◆ Task to carry out: All entries, exactly as written, should be output again.

◆ Data supplied:
━━━

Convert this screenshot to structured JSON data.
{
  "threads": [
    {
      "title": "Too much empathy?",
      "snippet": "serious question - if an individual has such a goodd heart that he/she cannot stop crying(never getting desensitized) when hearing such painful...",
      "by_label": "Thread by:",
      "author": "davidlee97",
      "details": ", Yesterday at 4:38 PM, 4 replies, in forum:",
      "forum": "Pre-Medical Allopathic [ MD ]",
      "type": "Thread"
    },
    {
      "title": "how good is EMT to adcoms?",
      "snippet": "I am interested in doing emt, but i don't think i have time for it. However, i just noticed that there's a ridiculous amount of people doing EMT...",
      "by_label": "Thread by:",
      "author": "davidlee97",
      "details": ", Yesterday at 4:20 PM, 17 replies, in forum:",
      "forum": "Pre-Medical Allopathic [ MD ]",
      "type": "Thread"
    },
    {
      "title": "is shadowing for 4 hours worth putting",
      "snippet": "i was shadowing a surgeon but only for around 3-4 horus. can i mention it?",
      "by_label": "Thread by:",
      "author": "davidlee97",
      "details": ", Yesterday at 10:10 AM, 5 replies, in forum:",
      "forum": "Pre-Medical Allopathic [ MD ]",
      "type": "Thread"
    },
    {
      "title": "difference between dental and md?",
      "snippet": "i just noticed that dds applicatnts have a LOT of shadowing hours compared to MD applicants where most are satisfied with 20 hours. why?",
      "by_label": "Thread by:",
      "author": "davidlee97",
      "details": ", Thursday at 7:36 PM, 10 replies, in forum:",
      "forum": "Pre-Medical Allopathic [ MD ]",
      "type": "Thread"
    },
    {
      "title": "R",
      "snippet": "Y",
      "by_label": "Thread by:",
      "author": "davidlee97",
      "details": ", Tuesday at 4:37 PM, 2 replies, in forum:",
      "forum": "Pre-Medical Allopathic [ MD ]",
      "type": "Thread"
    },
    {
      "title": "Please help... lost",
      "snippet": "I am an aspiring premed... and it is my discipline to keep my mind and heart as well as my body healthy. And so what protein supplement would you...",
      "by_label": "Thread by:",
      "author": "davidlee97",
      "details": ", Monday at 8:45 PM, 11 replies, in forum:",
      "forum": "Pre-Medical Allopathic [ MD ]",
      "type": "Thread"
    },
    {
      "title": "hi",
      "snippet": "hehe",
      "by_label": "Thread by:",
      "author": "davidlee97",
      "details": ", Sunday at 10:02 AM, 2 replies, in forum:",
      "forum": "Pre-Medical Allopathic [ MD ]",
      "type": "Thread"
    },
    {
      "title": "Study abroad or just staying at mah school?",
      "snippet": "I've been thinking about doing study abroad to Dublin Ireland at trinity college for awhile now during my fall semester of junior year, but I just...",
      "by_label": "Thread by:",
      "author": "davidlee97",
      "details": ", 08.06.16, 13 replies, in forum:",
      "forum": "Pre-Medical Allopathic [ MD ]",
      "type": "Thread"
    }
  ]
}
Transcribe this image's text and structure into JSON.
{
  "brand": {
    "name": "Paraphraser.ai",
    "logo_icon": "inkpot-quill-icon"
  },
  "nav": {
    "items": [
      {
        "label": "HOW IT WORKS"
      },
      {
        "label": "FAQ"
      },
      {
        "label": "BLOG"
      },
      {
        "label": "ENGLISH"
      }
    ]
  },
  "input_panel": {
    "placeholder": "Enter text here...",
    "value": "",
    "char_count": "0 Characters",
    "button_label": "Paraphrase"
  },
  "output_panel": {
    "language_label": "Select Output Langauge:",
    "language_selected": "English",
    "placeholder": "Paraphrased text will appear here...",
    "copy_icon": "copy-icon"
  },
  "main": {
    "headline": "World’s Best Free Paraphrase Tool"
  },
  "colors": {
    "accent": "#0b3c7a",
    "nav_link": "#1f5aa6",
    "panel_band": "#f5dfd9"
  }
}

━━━

◆ Written response:
Convert this screenshot to structured JSON data.
{
  "threads": [
    {
      "title": "Too much empathy?",
      "snippet": "serious question - if an individual has such a goodd heart that he/she cannot stop crying(never getting desensitized) when hearing such painful...",
      "by_label": "Thread by:",
      "author": "davidlee97",
      "details": ", Yesterday at 4:38 PM, 4 replies, in forum:",
      "forum": "Pre-Medical Allopathic [ MD ]",
      "type": "Thread"
    },
    {
      "title": "how good is EMT to adcoms?",
      "snippet": "I am interested in doing emt, but i don't think i have time for it. However, i just noticed that there's a ridiculous amount of people doing EMT...",
      "by_label": "Thread by:",
      "author": "davidlee97",
      "details": ", Yesterday at 4:20 PM, 17 replies, in forum:",
      "forum": "Pre-Medical Allopathic [ MD ]",
      "type": "Thread"
    },
    {
      "title": "is shadowing for 4 hours worth putting",
      "snippet": "i was shadowing a surgeon but only for around 3-4 horus. can i mention it?",
      "by_label": "Thread by:",
      "author": "davidlee97",
      "details": ", Yesterday at 10:10 AM, 5 replies, in forum:",
      "forum": "Pre-Medical Allopathic [ MD ]",
      "type": "Thread"
    },
    {
      "title": "difference between dental and md?",
      "snippet": "i just noticed that dds applicatnts have a LOT of shadowing hours compared to MD applicants where most are satisfied with 20 hours. why?",
      "by_label": "Thread by:",
      "author": "davidlee97",
      "details": ", Thursday at 7:36 PM, 10 replies, in forum:",
      "forum": "Pre-Medical Allopathic [ MD ]",
      "type": "Thread"
    },
    {
      "title": "R",
      "snippet": "Y",
      "by_label": "Thread by:",
      "author": "davidlee97",
      "details": ", Tuesday at 4:37 PM, 2 replies, in forum:",
      "forum": "Pre-Medical Allopathic [ MD ]",
      "type": "Thread"
    },
    {
      "title": "Please help... lost",
      "snippet": "I am an aspiring premed... and it is my discipline to keep my mind and heart as well as my body healthy. And so what protein supplement would you...",
      "by_label": "Thread by:",
      "author": "davidlee97",
      "details": ", Monday at 8:45 PM, 11 replies, in forum:",
      "forum": "Pre-Medical Allopathic [ MD ]",
      "type": "Thread"
    },
    {
      "title": "hi",
      "snippet": "hehe",
      "by_label": "Thread by:",
      "author": "davidlee97",
      "details": ", Sunday at 10:02 AM, 2 replies, in forum:",
      "forum": "Pre-Medical Allopathic [ MD ]",
      "type": "Thread"
    },
    {
      "title": "Study abroad or just staying at mah school?",
      "snippet": "I've been thinking about doing study abroad to Dublin Ireland at trinity college for awhile now during my fall semester of junior year, but I just...",
      "by_label": "Thread by:",
      "author": "davidlee97",
      "details": ", 08.06.16, 13 replies, in forum:",
      "forum": "Pre-Medical Allopathic [ MD ]",
      "type": "Thread"
    }
  ]
}
Transcribe this image's text and structure into JSON.
{
  "brand": {
    "name": "Paraphraser.ai",
    "logo_icon": "inkpot-quill-icon"
  },
  "nav": {
    "items": [
      {
        "label": "HOW IT WORKS"
      },
      {
        "label": "FAQ"
      },
      {
        "label": "BLOG"
      },
      {
        "label": "ENGLISH"
      }
    ]
  },
  "input_panel": {
    "placeholder": "Enter text here...",
    "value": "",
    "char_count": "0 Characters",
    "button_label": "Paraphrase"
  },
  "output_panel": {
    "language_label": "Select Output Langauge:",
    "language_selected": "English",
    "placeholder": "Paraphrased text will appear here...",
    "copy_icon": "copy-icon"
  },
  "main": {
    "headline": "World’s Best Free Paraphrase Tool"
  },
  "colors": {
    "accent": "#0b3c7a",
    "nav_link": "#1f5aa6",
    "panel_band": "#f5dfd9"
  }
}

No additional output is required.